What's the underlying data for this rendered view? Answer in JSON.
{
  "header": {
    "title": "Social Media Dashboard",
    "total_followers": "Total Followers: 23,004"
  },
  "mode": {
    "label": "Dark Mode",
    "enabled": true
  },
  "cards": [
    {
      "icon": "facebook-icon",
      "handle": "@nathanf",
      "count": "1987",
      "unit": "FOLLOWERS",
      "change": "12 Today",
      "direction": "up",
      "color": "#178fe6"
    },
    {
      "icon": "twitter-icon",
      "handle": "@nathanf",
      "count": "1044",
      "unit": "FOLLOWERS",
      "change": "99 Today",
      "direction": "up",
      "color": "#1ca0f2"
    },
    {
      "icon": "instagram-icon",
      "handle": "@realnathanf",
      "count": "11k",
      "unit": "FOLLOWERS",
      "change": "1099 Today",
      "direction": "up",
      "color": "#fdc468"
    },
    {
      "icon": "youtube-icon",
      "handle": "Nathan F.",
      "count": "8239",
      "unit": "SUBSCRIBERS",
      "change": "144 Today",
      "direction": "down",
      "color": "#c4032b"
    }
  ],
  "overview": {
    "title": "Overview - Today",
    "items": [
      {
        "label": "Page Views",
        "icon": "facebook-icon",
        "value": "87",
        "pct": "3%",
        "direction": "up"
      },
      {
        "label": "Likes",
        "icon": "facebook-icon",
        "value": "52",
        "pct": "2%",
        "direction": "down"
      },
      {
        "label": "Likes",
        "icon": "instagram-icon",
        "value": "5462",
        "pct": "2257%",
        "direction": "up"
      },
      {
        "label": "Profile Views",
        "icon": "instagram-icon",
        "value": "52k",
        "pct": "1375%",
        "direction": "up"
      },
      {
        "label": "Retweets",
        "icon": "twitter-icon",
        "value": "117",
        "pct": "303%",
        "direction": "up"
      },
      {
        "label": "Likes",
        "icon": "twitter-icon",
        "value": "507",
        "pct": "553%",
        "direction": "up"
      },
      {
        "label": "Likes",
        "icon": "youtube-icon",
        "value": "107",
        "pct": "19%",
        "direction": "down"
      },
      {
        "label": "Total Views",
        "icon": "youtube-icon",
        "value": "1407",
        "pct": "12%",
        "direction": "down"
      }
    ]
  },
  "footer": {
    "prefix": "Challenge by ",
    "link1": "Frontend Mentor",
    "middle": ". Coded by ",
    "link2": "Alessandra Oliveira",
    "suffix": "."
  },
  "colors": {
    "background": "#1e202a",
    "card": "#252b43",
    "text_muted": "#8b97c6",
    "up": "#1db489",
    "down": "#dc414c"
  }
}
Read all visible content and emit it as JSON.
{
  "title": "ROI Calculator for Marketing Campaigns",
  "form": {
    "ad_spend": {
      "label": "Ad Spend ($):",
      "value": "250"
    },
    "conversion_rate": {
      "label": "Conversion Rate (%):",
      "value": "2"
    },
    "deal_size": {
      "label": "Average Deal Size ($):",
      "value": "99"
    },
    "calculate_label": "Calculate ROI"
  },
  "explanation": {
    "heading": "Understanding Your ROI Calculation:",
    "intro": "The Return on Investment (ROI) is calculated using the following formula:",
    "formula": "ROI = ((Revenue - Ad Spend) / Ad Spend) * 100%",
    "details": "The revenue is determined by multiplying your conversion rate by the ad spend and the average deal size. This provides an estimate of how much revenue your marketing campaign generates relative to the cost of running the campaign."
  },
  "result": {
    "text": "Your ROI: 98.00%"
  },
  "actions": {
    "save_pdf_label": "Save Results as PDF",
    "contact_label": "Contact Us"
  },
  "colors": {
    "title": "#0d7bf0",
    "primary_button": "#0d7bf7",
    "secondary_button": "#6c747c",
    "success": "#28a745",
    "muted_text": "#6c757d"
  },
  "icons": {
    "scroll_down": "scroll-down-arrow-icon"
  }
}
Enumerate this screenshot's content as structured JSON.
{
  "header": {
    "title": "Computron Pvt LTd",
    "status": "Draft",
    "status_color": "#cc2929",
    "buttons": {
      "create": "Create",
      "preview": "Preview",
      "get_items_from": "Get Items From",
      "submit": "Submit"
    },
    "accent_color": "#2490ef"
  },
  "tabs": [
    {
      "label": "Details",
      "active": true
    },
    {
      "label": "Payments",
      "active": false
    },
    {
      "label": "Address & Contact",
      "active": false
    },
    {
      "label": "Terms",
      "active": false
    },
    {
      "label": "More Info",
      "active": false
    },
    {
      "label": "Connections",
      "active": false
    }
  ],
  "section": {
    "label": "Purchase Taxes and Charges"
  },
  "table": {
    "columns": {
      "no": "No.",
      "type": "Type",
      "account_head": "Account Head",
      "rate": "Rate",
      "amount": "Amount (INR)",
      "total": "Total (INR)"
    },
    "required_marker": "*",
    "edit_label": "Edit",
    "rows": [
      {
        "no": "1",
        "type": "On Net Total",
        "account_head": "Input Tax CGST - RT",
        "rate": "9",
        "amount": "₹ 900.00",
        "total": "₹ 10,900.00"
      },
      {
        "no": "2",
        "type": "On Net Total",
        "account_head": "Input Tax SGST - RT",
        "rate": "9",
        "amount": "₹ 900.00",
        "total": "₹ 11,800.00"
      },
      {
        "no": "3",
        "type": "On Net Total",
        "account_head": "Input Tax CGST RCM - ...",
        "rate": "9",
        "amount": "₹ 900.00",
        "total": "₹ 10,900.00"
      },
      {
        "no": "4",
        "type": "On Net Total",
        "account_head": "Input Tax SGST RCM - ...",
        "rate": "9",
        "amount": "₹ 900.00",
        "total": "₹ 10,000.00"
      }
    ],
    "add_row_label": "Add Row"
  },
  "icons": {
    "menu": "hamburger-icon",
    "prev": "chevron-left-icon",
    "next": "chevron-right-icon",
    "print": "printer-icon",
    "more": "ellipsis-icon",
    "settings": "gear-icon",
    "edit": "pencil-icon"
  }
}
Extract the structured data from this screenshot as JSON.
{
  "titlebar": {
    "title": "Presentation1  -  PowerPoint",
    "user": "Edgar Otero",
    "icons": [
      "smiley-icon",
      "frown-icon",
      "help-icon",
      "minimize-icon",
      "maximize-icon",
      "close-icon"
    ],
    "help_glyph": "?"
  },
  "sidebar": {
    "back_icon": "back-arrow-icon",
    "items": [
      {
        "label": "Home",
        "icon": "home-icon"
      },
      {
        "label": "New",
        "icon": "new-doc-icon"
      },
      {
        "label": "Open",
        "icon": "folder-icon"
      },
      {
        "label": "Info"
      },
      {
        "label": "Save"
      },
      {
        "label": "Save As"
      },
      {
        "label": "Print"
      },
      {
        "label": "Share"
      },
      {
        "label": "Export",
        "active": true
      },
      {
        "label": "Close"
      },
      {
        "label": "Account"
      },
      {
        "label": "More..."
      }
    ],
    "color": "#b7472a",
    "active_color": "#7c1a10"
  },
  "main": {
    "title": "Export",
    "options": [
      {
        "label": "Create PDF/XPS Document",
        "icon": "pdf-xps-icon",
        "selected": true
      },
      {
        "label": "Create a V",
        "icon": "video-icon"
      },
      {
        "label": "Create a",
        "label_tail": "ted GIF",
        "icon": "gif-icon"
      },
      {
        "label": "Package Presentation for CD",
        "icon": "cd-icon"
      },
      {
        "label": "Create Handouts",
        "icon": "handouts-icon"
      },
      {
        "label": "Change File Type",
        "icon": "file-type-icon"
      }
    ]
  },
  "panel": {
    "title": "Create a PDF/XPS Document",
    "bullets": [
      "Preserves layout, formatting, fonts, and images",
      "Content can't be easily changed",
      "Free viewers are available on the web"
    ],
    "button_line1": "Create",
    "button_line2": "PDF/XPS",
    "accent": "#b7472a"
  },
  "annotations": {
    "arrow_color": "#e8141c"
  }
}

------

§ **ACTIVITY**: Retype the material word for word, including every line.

§ **EXERCISE OUTPUT**:
What's the underlying data for this rendered view? Answer in JSON.
{
  "header": {
    "title": "Social Media Dashboard",
    "total_followers": "Total Followers: 23,004"
  },
  "mode": {
    "label": "Dark Mode",
    "enabled": true
  },
  "cards": [
    {
      "icon": "facebook-icon",
      "handle": "@nathanf",
      "count": "1987",
      "unit": "FOLLOWERS",
      "change": "12 Today",
      "direction": "up",
      "color": "#178fe6"
    },
    {
      "icon": "twitter-icon",
      "handle": "@nathanf",
      "count": "1044",
      "unit": "FOLLOWERS",
      "change": "99 Today",
      "direction": "up",
      "color": "#1ca0f2"
    },
    {
      "icon": "instagram-icon",
      "handle": "@realnathanf",
      "count": "11k",
      "unit": "FOLLOWERS",
      "change": "1099 Today",
      "direction": "up",
      "color": "#fdc468"
    },
    {
      "icon": "youtube-icon",
      "handle": "Nathan F.",
      "count": "8239",
      "unit": "SUBSCRIBERS",
      "change": "144 Today",
      "direction": "down",
      "color": "#c4032b"
    }
  ],
  "overview": {
    "title": "Overview - Today",
    "items": [
      {
        "label": "Page Views",
        "icon": "facebook-icon",
        "value": "87",
        "pct": "3%",
        "direction": "up"
      },
      {
        "label": "Likes",
        "icon": "facebook-icon",
        "value": "52",
        "pct": "2%",
        "direction": "down"
      },
      {
        "label": "Likes",
        "icon": "instagram-icon",
        "value": "5462",
        "pct": "2257%",
        "direction": "up"
      },
      {
        "label": "Profile Views",
        "icon": "instagram-icon",
        "value": "52k",
        "pct": "1375%",
        "direction": "up"
      },
      {
        "label": "Retweets",
        "icon": "twitter-icon",
        "value": "117",
        "pct": "303%",
        "direction": "up"
      },
      {
        "label": "Likes",
        "icon": "twitter-icon",
        "value": "507",
        "pct": "553%",
        "direction": "up"
      },
      {
        "label": "Likes",
        "icon": "youtube-icon",
        "value": "107",
        "pct": "19%",
        "direction": "down"
      },
      {
        "label": "Total Views",
        "icon": "youtube-icon",
        "value": "1407",
        "pct": "12%",
        "direction": "down"
      }
    ]
  },
  "footer": {
    "prefix": "Challenge by ",
    "link1": "Frontend Mentor",
    "middle": ". Coded by ",
    "link2": "Alessandra Oliveira",
    "suffix": "."
  },
  "colors": {
    "background": "#1e202a",
    "card": "#252b43",
    "text_muted": "#8b97c6",
    "up": "#1db489",
    "down": "#dc414c"
  }
}
Read all visible content and emit it as JSON.
{
  "title": "ROI Calculator for Marketing Campaigns",
  "form": {
    "ad_spend": {
      "label": "Ad Spend ($):",
      "value": "250"
    },
    "conversion_rate": {
      "label": "Conversion Rate (%):",
      "value": "2"
    },
    "deal_size": {
      "label": "Average Deal Size ($):",
      "value": "99"
    },
    "calculate_label": "Calculate ROI"
  },
  "explanation": {
    "heading": "Understanding Your ROI Calculation:",
    "intro": "The Return on Investment (ROI) is calculated using the following formula:",
    "formula": "ROI = ((Revenue - Ad Spend) / Ad Spend) * 100%",
    "details": "The revenue is determined by multiplying your conversion rate by the ad spend and the average deal size. This provides an estimate of how much revenue your marketing campaign generates relative to the cost of running the campaign."
  },
  "result": {
    "text": "Your ROI: 98.00%"
  },
  "actions": {
    "save_pdf_label": "Save Results as PDF",
    "contact_label": "Contact Us"
  },
  "colors": {
    "title": "#0d7bf0",
    "primary_button": "#0d7bf7",
    "secondary_button": "#6c747c",
    "success": "#28a745",
    "muted_text": "#6c757d"
  },
  "icons": {
    "scroll_down": "scroll-down-arrow-icon"
  }
}
Enumerate this screenshot's content as structured JSON.
{
  "header": {
    "title": "Computron Pvt LTd",
    "status": "Draft",
    "status_color": "#cc2929",
    "buttons": {
      "create": "Create",
      "preview": "Preview",
      "get_items_from": "Get Items From",
      "submit": "Submit"
    },
    "accent_color": "#2490ef"
  },
  "tabs": [
    {
      "label": "Details",
      "active": true
    },
    {
      "label": "Payments",
      "active": false
    },
    {
      "label": "Address & Contact",
      "active": false
    },
    {
      "label": "Terms",
      "active": false
    },
    {
      "label": "More Info",
      "active": false
    },
    {
      "label": "Connections",
      "active": false
    }
  ],
  "section": {
    "label": "Purchase Taxes and Charges"
  },
  "table": {
    "columns": {
      "no": "No.",
      "type": "Type",
      "account_head": "Account Head",
      "rate": "Rate",
      "amount": "Amount (INR)",
      "total": "Total (INR)"
    },
    "required_marker": "*",
    "edit_label": "Edit",
    "rows": [
      {
        "no": "1",
        "type": "On Net Total",
        "account_head": "Input Tax CGST - RT",
        "rate": "9",
        "amount": "₹ 900.00",
        "total": "₹ 10,900.00"
      },
      {
        "no": "2",
        "type": "On Net Total",
        "account_head": "Input Tax SGST - RT",
        "rate": "9",
        "amount": "₹ 900.00",
        "total": "₹ 11,800.00"
      },
      {
        "no": "3",
        "type": "On Net Total",
        "account_head": "Input Tax CGST RCM - ...",
        "rate": "9",
        "amount": "₹ 900.00",
        "total": "₹ 10,900.00"
      },
      {
        "no": "4",
        "type": "On Net Total",
        "account_head": "Input Tax SGST RCM - ...",
        "rate": "9",
        "amount": "₹ 900.00",
        "total": "₹ 10,000.00"
      }
    ],
    "add_row_label": "Add Row"
  },
  "icons": {
    "menu": "hamburger-icon",
    "prev": "chevron-left-icon",
    "next": "chevron-right-icon",
    "print": "printer-icon",
    "more": "ellipsis-icon",
    "settings": "gear-icon",
    "edit": "pencil-icon"
  }
}
Extract the structured data from this screenshot as JSON.
{
  "titlebar": {
    "title": "Presentation1  -  PowerPoint",
    "user": "Edgar Otero",
    "icons": [
      "smiley-icon",
      "frown-icon",
      "help-icon",
      "minimize-icon",
      "maximize-icon",
      "close-icon"
    ],
    "help_glyph": "?"
  },
  "sidebar": {
    "back_icon": "back-arrow-icon",
    "items": [
      {
        "label": "Home",
        "icon": "home-icon"
      },
      {
        "label": "New",
        "icon": "new-doc-icon"
      },
      {
        "label": "Open",
        "icon": "folder-icon"
      },
      {
        "label": "Info"
      },
      {
        "label": "Save"
      },
      {
        "label": "Save As"
      },
      {
        "label": "Print"
      },
      {
        "label": "Share"
      },
      {
        "label": "Export",
        "active": true
      },
      {
        "label": "Close"
      },
      {
        "label": "Account"
      },
      {
        "label": "More..."
      }
    ],
    "color": "#b7472a",
    "active_color": "#7c1a10"
  },
  "main": {
    "title": "Export",
    "options": [
      {
        "label": "Create PDF/XPS Document",
        "icon": "pdf-xps-icon",
        "selected": true
      },
      {
        "label": "Create a V",
        "icon": "video-icon"
      },
      {
        "label": "Create a",
        "label_tail": "ted GIF",
        "icon": "gif-icon"
      },
      {
        "label": "Package Presentation for CD",
        "icon": "cd-icon"
      },
      {
        "label": "Create Handouts",
        "icon": "handouts-icon"
      },
      {
        "label": "Change File Type",
        "icon": "file-type-icon"
      }
    ]
  },
  "panel": {
    "title": "Create a PDF/XPS Document",
    "bullets": [
      "Preserves layout, formatting, fonts, and images",
      "Content can't be easily changed",
      "Free viewers are available on the web"
    ],
    "button_line1": "Create",
    "button_line2": "PDF/XPS",
    "accent": "#b7472a"
  },
  "annotations": {
    "arrow_color": "#e8141c"
  }
}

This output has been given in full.